Heroes... well... to be honest I'm going to have to disagree. At least with post season one. Anyone not white or a Petrelli or Sylar (who apparently became a Petrelli and they're all white) gets curbed to the area called "no body cares land." I've nicknamed it (within my brain) the "Heroes' Effect" - where a series starts off decently, with diverse and 3-dimensional characters and proceeds to kill off or make irrelevant any character that stands out from the homogenous mix. Given, you could argue that none of the characters in the show are currently compelling (personal opinion, of course. Could also be that Heroes' ultimate failing is that Tim Kring is both impatient AND lazy, but this isn't supposed to be a post about Heroes).

I think you should post about it. Those are topics I know I'm definitely interested in (particularly if it's going to be feminist geared). Hell, if you wanted to make this a collab series I'd be down with that. Either way, I'm interested in what you have to say about it.

B.Graham said...

Ooh collaborative posting, I like it!

PS I only really watched the first season of Heroes, so that's what I based that on

Ozkirbas said...

Oh no, it's totally fair. I figured as much. I just had so much to say because I actually wrote this post with Heroes in mind

Brittany said...

P.P.S. for Dr. Who, start with season one of the new series (the one with Christopher Eccleston) and go from there. What I'm doing is watching those, then watching Torchwood, then going to the old Doctors. You can watch the first three new Dr. Who seasons on Netflix's Watch Instantly option.

Jackie said...

I think people try to damn the man too much. There are many shows that represent all different cultures its just that the audiences are the ones that are closed minded.

We watch what we want to watch and choose things accordingly. If you really want to watch a diverse show then look for them. They are out there. They aren't on the main channels because society doesn't want them. If society decided that they love watching Lesbians, for example, then you'd find more people talking about the L Word as oppose to Sex and the City or you'd see Cali [on Grey's Anatomy] and her relationships playing a bigger role as oppose to McDreamy.

TV Execs and writers have put out more diverse shows then they are given credit for, it's just that people choose not to watch them. When people start changing their minds about race and sexuality that's when you'll see more mixes on the prime time networks.

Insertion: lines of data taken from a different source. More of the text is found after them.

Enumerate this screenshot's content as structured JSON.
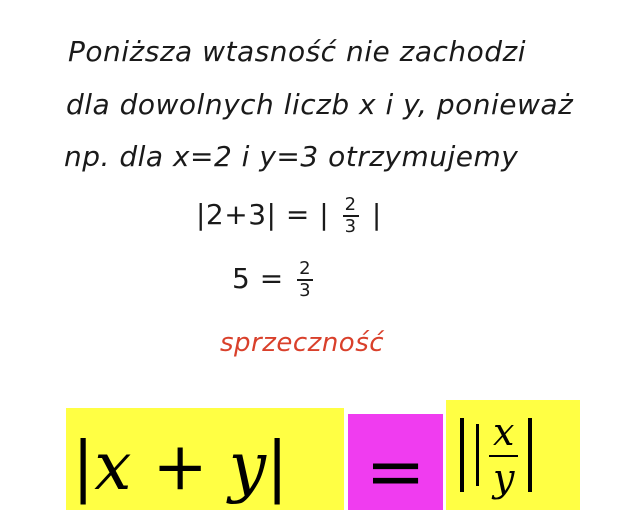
{
  "handwritten": {
    "line1": "Poniższa wtasność nie zachodzi",
    "line2": "dla dowolnych liczb x i y, ponieważ",
    "line3": "np. dla  x=2  i  y=3  otrzymujemy",
    "eq1": {
      "left": "|2+3| = |",
      "frac_num": "2",
      "frac_den": "3",
      "right": "|"
    },
    "eq2": {
      "left": "5  =",
      "frac_num": "2",
      "frac_den": "3"
    },
    "contradiction": "sprzeczność"
  },
  "formula": {
    "left_open": "|",
    "var_x": "x",
    "plus": " + ",
    "var_y": "y",
    "left_close": "|",
    "equals": "=",
    "frac_num": "x",
    "frac_den": "y"
  },
  "colors": {
    "highlight_yellow": "#ffff44",
    "highlight_magenta": "#f03cf0",
    "red_ink": "#d9402b"
  }
}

If Disney can do it, one day ABC, NBC, CBS, etc. will follow suit. You could just start the movement with diversifying These Gentlemen.